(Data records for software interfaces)
/---

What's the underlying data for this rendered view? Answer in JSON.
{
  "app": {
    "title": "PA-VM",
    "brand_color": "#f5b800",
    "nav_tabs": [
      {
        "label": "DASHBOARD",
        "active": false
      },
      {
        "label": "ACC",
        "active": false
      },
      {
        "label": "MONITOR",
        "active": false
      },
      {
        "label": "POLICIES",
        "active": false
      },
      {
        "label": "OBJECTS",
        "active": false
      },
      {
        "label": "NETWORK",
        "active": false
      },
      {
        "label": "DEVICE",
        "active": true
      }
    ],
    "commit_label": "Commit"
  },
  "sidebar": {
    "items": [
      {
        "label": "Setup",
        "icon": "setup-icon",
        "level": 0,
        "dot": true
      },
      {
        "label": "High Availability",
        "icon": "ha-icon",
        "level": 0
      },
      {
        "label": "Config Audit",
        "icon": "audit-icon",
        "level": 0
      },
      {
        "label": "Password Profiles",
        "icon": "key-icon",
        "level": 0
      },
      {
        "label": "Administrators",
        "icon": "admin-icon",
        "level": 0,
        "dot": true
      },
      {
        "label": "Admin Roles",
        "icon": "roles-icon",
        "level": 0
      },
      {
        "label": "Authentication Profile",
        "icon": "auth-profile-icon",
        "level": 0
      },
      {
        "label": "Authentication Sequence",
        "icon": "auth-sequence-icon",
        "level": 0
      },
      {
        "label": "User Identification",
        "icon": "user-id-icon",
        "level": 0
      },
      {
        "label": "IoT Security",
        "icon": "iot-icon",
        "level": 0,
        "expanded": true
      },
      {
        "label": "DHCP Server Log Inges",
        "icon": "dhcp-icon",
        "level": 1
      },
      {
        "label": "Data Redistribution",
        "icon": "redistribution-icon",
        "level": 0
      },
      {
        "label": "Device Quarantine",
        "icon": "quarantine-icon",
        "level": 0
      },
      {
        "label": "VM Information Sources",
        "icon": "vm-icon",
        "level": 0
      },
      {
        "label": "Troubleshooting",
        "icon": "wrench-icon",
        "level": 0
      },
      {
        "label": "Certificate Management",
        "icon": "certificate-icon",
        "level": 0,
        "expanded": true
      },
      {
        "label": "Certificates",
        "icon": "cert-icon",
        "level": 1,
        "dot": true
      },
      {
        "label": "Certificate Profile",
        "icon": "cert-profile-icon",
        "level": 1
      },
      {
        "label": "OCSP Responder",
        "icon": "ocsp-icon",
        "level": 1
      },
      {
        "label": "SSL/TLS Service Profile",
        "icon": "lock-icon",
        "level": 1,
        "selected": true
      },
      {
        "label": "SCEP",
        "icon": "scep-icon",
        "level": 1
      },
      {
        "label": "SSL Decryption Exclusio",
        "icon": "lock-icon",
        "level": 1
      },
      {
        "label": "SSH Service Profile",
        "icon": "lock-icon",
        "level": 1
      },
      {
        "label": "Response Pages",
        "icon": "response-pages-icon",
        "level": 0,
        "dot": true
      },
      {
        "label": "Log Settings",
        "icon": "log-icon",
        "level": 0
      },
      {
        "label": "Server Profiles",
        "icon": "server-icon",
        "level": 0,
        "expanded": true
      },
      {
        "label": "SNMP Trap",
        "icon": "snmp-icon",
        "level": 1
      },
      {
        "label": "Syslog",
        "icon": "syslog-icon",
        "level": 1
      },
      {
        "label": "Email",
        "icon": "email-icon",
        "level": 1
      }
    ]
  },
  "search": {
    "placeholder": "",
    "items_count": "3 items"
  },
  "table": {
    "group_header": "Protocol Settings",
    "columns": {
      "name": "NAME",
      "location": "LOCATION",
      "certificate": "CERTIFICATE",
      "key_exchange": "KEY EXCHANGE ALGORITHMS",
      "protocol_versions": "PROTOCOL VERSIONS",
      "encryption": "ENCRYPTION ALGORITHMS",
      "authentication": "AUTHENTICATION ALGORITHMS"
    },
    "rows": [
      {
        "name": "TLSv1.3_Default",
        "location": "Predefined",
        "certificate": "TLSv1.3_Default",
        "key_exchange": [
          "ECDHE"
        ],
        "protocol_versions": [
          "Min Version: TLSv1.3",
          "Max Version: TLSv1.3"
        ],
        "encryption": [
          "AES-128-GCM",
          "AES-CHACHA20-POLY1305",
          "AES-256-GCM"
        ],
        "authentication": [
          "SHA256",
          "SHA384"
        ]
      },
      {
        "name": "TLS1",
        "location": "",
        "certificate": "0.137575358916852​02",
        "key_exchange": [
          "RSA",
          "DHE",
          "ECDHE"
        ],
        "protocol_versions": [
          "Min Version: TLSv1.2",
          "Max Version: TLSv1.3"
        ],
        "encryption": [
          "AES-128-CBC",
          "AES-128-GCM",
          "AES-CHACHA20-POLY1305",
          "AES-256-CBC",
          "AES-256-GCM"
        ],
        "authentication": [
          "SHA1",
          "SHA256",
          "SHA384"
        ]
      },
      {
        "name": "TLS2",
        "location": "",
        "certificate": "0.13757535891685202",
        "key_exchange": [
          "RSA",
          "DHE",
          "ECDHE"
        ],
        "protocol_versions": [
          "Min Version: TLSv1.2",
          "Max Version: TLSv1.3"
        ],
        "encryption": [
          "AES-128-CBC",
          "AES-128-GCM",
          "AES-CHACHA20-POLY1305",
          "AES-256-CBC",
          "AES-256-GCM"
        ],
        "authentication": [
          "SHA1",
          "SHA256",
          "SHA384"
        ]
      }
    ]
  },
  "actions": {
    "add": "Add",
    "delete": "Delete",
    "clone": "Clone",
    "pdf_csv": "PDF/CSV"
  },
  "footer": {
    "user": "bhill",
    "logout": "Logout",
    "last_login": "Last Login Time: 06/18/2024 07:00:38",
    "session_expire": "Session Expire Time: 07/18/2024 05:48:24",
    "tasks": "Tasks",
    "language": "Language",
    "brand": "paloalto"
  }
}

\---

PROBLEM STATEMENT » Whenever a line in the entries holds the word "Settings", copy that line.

ANSWER BOX »
        "label": "Log Settings",
    "group_header": "Protocol Settings",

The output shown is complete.